The U.K. government said Monday that a digital currency is likely needed, as countries around the world examine the changing nature of payments.
A statement issued by both the U.K. Treasury and the Bank of England said they were seeking comments, though they said no decision has yet to be taken. The consultation will run through early June, and a decision about whether to implement a digital pound will be taken around the middle of the decade. The earliest stage at which the digital pound could be launched would be the second half of the decade.
The financial authorities said they envision a digital pound as having equivalent value to existing cash.
“As the world around us and the way we pay for things becomes more digitalized, the case for a digital pound in the future continues to grow. A digital pound would provide a new way to pay, help businesses, maintain trust in money and better protect financial stability,” said Bank of England Gov. Andrew Bailey in a statement. U.K. Chancellor of the Exchequer Jeremy Hunt made a similar comment.
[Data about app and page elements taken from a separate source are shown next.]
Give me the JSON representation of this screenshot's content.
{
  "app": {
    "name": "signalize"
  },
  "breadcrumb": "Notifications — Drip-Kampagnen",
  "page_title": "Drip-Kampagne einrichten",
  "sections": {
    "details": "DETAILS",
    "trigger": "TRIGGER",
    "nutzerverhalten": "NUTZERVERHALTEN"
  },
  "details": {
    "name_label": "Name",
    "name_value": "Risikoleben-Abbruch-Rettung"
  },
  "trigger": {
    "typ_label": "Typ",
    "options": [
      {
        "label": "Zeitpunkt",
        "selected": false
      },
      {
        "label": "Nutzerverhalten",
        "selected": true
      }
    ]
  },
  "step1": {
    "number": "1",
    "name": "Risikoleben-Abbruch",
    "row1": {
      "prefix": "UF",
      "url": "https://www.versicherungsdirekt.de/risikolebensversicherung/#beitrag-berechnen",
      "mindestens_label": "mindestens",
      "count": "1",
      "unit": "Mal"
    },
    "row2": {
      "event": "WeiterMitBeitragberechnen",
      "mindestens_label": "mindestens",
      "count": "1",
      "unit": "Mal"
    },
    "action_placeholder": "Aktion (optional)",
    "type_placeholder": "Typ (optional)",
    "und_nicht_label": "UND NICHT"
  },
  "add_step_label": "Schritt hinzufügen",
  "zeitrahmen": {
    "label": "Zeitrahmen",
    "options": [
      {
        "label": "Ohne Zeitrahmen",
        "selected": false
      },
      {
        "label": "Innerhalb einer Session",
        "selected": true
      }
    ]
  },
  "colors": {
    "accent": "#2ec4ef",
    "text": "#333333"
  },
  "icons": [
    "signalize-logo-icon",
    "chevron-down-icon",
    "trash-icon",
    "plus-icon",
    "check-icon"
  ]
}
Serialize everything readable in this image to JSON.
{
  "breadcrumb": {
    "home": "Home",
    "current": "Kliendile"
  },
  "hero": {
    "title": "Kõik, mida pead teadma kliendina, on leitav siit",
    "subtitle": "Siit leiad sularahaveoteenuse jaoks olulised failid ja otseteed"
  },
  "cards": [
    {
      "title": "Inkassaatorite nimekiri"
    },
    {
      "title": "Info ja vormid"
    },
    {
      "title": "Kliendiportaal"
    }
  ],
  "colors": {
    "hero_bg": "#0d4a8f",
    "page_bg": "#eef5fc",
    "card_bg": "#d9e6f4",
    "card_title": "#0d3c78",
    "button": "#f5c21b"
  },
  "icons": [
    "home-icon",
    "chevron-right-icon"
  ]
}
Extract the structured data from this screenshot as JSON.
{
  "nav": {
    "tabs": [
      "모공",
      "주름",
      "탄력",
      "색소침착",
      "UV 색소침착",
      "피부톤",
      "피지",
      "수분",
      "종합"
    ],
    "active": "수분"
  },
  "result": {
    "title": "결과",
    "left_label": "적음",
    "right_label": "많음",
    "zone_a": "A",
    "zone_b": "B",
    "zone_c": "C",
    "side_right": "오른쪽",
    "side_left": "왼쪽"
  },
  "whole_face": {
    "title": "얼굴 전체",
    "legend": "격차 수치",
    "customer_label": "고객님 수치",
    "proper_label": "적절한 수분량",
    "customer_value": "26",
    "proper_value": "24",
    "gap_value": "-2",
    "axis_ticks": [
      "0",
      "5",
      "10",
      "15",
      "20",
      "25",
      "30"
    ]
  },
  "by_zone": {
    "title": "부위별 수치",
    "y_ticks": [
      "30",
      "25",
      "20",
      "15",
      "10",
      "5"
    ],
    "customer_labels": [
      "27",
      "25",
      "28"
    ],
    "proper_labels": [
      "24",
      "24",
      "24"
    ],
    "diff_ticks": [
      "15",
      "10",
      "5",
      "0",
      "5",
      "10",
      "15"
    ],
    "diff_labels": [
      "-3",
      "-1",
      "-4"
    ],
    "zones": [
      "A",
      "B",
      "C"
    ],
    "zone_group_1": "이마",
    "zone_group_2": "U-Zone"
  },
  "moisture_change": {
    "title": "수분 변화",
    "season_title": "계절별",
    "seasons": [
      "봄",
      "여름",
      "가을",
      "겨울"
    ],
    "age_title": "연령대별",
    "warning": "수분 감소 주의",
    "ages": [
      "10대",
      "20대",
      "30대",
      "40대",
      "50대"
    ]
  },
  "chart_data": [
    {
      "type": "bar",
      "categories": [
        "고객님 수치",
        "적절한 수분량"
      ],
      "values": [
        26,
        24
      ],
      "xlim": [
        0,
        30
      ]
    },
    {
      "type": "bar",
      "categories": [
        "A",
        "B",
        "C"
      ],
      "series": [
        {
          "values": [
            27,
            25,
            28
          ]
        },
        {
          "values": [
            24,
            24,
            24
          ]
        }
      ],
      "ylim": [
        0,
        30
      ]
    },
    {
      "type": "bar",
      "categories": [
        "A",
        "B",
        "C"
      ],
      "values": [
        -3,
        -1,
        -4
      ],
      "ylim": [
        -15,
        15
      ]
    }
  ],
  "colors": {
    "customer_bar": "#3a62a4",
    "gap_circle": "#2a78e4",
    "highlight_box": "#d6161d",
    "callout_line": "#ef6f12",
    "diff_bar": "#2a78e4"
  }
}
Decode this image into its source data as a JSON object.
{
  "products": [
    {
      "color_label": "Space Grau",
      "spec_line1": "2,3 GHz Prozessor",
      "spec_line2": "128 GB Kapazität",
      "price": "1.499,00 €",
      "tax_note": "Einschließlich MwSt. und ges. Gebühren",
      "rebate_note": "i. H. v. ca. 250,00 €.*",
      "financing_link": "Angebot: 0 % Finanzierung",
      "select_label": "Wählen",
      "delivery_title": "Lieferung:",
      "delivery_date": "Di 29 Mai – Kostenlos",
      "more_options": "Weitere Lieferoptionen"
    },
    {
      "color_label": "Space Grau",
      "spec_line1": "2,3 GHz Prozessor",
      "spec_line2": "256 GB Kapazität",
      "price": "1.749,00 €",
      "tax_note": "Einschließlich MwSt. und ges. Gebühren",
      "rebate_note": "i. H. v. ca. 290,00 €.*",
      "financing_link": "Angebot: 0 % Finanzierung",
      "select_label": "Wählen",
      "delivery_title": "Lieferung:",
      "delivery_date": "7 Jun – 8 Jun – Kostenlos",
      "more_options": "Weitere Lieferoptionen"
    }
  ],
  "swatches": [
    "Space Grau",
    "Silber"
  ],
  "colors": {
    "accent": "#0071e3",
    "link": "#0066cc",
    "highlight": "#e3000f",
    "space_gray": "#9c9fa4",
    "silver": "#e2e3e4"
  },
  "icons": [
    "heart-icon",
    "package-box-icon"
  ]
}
The authorities said a digital pound would be issued by the Bank of England, and that neither the government nor the central bank would have access to personal data. It would be accessed through digital wallets offered to consumers by the private sector through smartphones or smartcards.
Other countries including the U.S. are considering similar proposals, though the Federal Reserve officials have expressed skepticism around the idea though they continue to study it. Fed Gov. Christopher Waller said the dollar’s role as the dominant currency has little to do with technology.
“A U.S. [central bank digital currency] is unlikely to dramatically reshape the liquidity or depth of U.S. capital markets. It is unlikely to affect the openness of the U.S. economy, reconfigure trust in U.S. institutions, or deepen America’s commitment to the rule of law,” said Waller in a speech in October.
That said, the New York Fed has been testing central bank wholesale digital money with institutions including BNY Mellon, Citi and Mastercard.
Two-thirds of central bank respondents to a survey conducted by the Official Monetary and Financial Institutions Forum found they expect to issue a central bank digital currency in ten years. Benefits include a broadening of access to financial services and improving cross-border payments, the survey found.